Groups like ProPublica and National Public Radio (NPR) say that the reason for the premium decline is numerous legislative changes to take away worker benefits. See “INSULT TO INJURY, The Demolition of Workers Comp,” www.propublica.org, March, 4, 2015. The United States Department of Labor issued a 43 page report on October 5, 2016 which confirms the ProPublica/NPR position and concluded that states have decreased benefits and created hurdles to medical care.
The workers compensation system was created as a “grand bargain” between employers and their employees. Employees would give up their right to sue for improper working conditions in exchange for a “no fault” compensation system. However, the current fairness of that “bargain” is now certainly in doubt.

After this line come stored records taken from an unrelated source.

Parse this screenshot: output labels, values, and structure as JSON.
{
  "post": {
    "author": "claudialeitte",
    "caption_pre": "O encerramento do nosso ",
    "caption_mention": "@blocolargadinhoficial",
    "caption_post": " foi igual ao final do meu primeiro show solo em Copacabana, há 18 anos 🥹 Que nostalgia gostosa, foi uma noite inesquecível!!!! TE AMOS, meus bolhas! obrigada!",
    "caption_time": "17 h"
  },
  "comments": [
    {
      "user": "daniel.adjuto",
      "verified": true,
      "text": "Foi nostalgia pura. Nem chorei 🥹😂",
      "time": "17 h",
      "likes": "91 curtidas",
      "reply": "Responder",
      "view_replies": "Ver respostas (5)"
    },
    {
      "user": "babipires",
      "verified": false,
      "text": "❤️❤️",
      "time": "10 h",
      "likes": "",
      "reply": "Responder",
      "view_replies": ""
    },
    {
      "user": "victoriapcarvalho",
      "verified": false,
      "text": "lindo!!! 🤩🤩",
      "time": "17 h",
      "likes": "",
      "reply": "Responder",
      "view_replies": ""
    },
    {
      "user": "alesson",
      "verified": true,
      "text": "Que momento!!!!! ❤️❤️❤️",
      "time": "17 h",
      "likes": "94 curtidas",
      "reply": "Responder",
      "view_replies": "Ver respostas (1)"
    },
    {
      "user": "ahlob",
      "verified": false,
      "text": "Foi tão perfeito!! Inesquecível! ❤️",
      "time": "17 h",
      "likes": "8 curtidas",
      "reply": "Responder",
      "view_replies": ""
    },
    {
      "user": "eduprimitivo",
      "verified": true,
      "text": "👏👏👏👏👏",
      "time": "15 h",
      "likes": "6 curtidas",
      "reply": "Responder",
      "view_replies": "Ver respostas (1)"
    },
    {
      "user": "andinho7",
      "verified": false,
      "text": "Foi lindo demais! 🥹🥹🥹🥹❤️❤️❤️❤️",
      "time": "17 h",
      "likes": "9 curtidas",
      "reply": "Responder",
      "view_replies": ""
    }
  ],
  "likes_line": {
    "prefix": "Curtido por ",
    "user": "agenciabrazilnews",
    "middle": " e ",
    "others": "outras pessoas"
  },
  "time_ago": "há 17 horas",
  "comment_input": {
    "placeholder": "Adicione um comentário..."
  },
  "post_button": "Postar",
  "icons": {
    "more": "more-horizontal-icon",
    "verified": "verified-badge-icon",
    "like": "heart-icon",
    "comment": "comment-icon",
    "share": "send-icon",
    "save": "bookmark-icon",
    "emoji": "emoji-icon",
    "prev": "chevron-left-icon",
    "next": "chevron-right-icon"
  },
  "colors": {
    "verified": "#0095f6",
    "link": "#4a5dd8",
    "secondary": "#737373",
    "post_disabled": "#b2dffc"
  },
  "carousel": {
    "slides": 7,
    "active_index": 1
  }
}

So where does that leave us? PRI and the physician community will continue to resist insurance company legislative and regulatory “reforms” by pointing out that the only beneficiary of such “reforms” is the insurance industry and the “losers” are workers and their treating doctors.
The current round of “reforms” are the creation of medicine “formularies” limiting doctors to certain insurance company preferred medicines in treating their patients or proposals to do away with doctors’ ability to dispense appropriate medicines. Once again, insurers argue that there are cost benefits to be achieved. In making the case against these “reforms,” the physician community will be armed with the insurance industry’s own reports such as those provided by NCCI which demonstrate unprecedented and historically high profits which don’t appear, in almost all cases, to be returned to employers.